Mascoma over the years has raised a lot of money from both venture capitalists, strategic corporations and public funds. At least over $100 million in private capital from companies like Khosla Ventures, SunOpta, GM, Marathon Oil, Khosla Ventures, Flagship Ventures, Atlas Venture, General Catalyst Partners, Kleiner Perkins Caufield & Byers, Vantage Point Venture Partners, and Pinnacle Ventures. The company was founded in 2005 from research from a Dartmouth Professor, Lee Rybeck Lynd.
Public funds have also been awarded and sometimes allocated for its projects. The Department of Energy awarded it $80 million to help it build Kinross, though its unclear if Mascoma actually drew down on those funds. The state of Michigan also offered Mascoma a $20 million grant to build the factory in Michigan.
At some point in 2012, Mascoma had been hoping to start construction on its factory in Kinross, Michigan that could eventually produce 20 million gallons per year of cellulosic ethanol. The company had wanted that to happen before the end of 2012, with operations starting in 2014.
An article in Michigan Capital Confidential from the summer of 2012 quotes a financing partner of Mascoma’s, Frontier’s VP of Operations, Ken Nielsen, who said that the company expects to “start construction by the end of the year [2012].” Mascoma managed to secure (in December 2011) an agreement with Valero to help it build that factory, but it’s unclear how much Valero was willing to put up to finance this project.
According to the Michigan Capital Confidential the Kinross project had as of the summer of 2012 only created three jobs (it was originally supposed to create 70) and “received strong criticism from environmental and fiscal groups across the political spectrum.”

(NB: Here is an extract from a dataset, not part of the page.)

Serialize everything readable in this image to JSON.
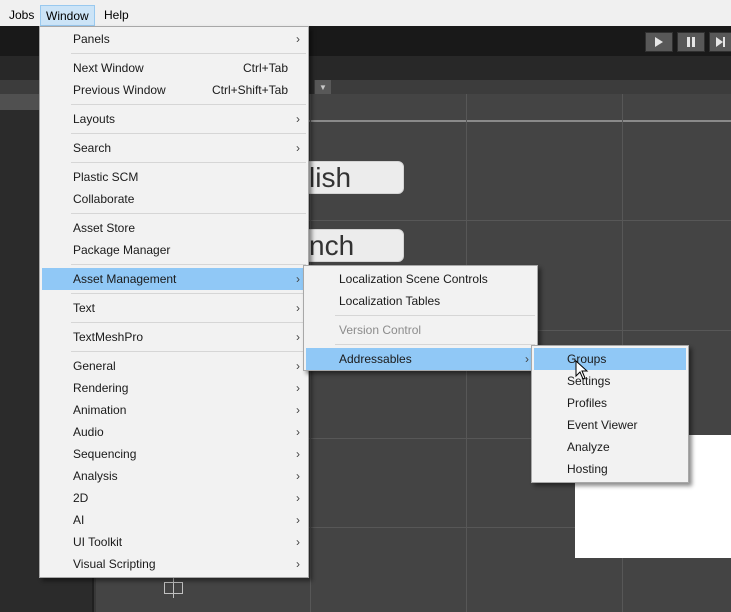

As of March 2013, it’s unclear if Mascoma ever broke ground on that facility, or if it hasn’t when it will. I’ve reached out to the company and am waiting to hear back. You can bet if they did start construction, they’d have sent out a press release on it across the internets. Instead, vaguely, Mascoma’s website still says the Kinross facility is “planned” and anticipated to go under construction in 3 to 6 months (the same time line it used a year ago).